The experience of teaching is a valuable part of graduate education and most first- and second-year students serve as teaching assistants for undergraduate courses. It allows you to relearn and reinforce fundamental concepts. It also encourages development of organization, communication, and the kinds of interpersonal skills that are a pre-requisite for success in both graduate school and subsequent careers. In fact, teaching is considered so important that even graduate students who come to the university with a fellowship and do not have to teach are strongly encouraged to do so at some time during their graduate studies.
The typical teaching assistantship (TA) assignment includes a maximum of 20 hours work per week. In addition to classroom time, this includes time to prepare lessons, grade assignments, and hold office hours. While serving as a teaching assistant, students may enroll in up to three courses (and be considered a full-time student). Teaching assistants receive a stipend, full tuition waiver and university health insurance coverage for the duration of their assistantship.
To help students prepare for their teaching duties, the department holds a two-day TA training workshop in August. Exceptional teachers, both experienced graduate students and faculty, will guide new students through a course designed to help them become comfortable with teaching classes and supervising labs. Throughout the time teaching at Cornell, many experienced teachers are available for advice and support.
In the second or third year of study students will probably move from teaching to research and become a faculty member’s research assistant. The appointment is always in an area relevant to your thesis topic. The typical research assistantship includes an average of twenty hours of work per week. Research assistants receive a stipend, full tuition waiver, and university health-insurance coverage for the duration of their assistantship.
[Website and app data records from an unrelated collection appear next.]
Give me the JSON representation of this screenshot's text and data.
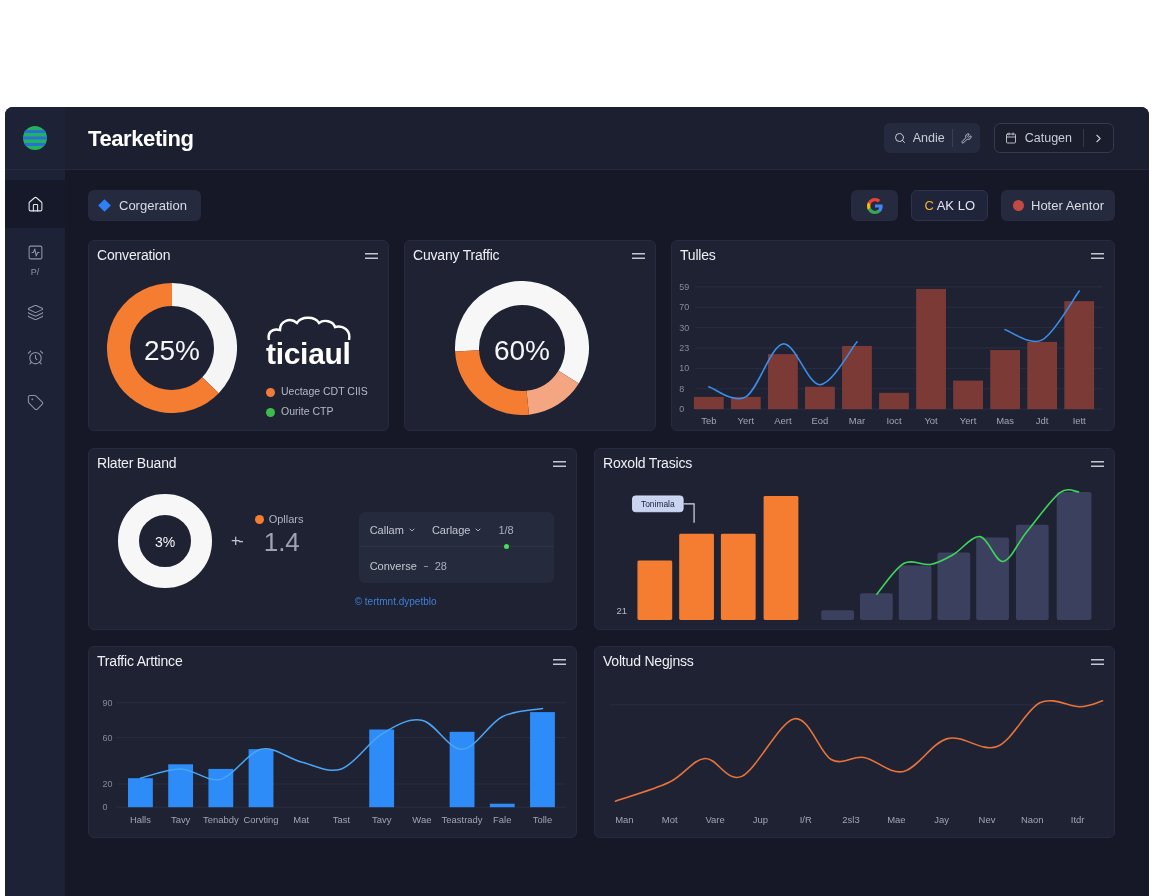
{
  "sidebar": {
    "items": [
      {
        "selected": true
      },
      {
        "label": "P/",
        "selected": false
      },
      {
        "selected": false
      },
      {
        "selected": false
      },
      {
        "selected": false
      }
    ]
  },
  "header": {
    "title": "Tearketing",
    "search_button": {
      "label": "Andie"
    },
    "category_button": {
      "label": "Catugen"
    }
  },
  "toolbar": {
    "filter_chip": {
      "label": "Corgeration"
    },
    "chips": [
      {
        "kind": "logo"
      },
      {
        "kind": "code",
        "accent": "C",
        "label": "AK LO"
      },
      {
        "kind": "status",
        "label": "Hoter Aentor"
      }
    ]
  },
  "conversion_card": {
    "title": "Converation",
    "center_label": "25%",
    "logo_text": "ticiaul",
    "legend": [
      {
        "label": "Uectage CDT CIIS",
        "color": "#f07b3a"
      },
      {
        "label": "Ourite CTP",
        "color": "#3dbb4c"
      }
    ]
  },
  "traffic_card": {
    "title": "Cuvany Traffic",
    "center_label": "60%"
  },
  "tulles_card": {
    "title": "Tulles",
    "y_labels": [
      "59",
      "70",
      "30",
      "23",
      "10",
      "8",
      "0"
    ],
    "x_labels": [
      "Teb",
      "Yert",
      "Aert",
      "Eod",
      "Mar",
      "Ioct",
      "Yot",
      "Yert",
      "Mas",
      "Jdt",
      "Iett"
    ]
  },
  "buand_card": {
    "title": "Rlater Buand",
    "ring_label": "3%",
    "sign": "+-",
    "legend_label": "Opllars",
    "metric": "1.4",
    "filters": [
      {
        "label": "Callam"
      },
      {
        "label": "Carlage"
      }
    ],
    "ratio": "1/8",
    "summary_label": "Converse",
    "summary_value": "28",
    "link": "© tertmnt.dypetblo"
  },
  "trasics_card": {
    "title": "Roxold Trasics",
    "callout": "Tonimala",
    "axis_label": "21"
  },
  "arttince_card": {
    "title": "Traffic Arttince",
    "chart_data": {
      "type": "bar",
      "grid": true,
      "categories": [
        "Halls",
        "Tavy",
        "Tenabdy",
        "Corvting",
        "Mat",
        "Tast",
        "Tavy",
        "Wae",
        "Teastrady",
        "Fale",
        "Tolle"
      ],
      "series": [
        {
          "type": "bar",
          "color": "#2d8cf7",
          "values": [
            25,
            37,
            33,
            50,
            null,
            null,
            67,
            null,
            65,
            3,
            82
          ]
        },
        {
          "type": "line",
          "color": "#4aa6f5",
          "values": [
            25,
            33,
            24,
            50,
            39,
            33,
            63,
            75,
            50,
            78,
            85
          ]
        }
      ],
      "ylim": [
        0,
        90
      ],
      "yticks": [
        0,
        20,
        60,
        90
      ]
    }
  },
  "negjnss_card": {
    "title": "Voltud Negjnss",
    "x_labels": [
      "Man",
      "Mot",
      "Vare",
      "Jup",
      "I/R",
      "2sl3",
      "Mae",
      "Jay",
      "Nev",
      "Naon",
      "Itdr"
    ]
  }
}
For first-year and some incoming students, summer support is usually available either as a research or teaching assistant. Nearly all advanced graduate students receive stipends during the summer as fellows or research assistants to pursue their thesis research without interruption.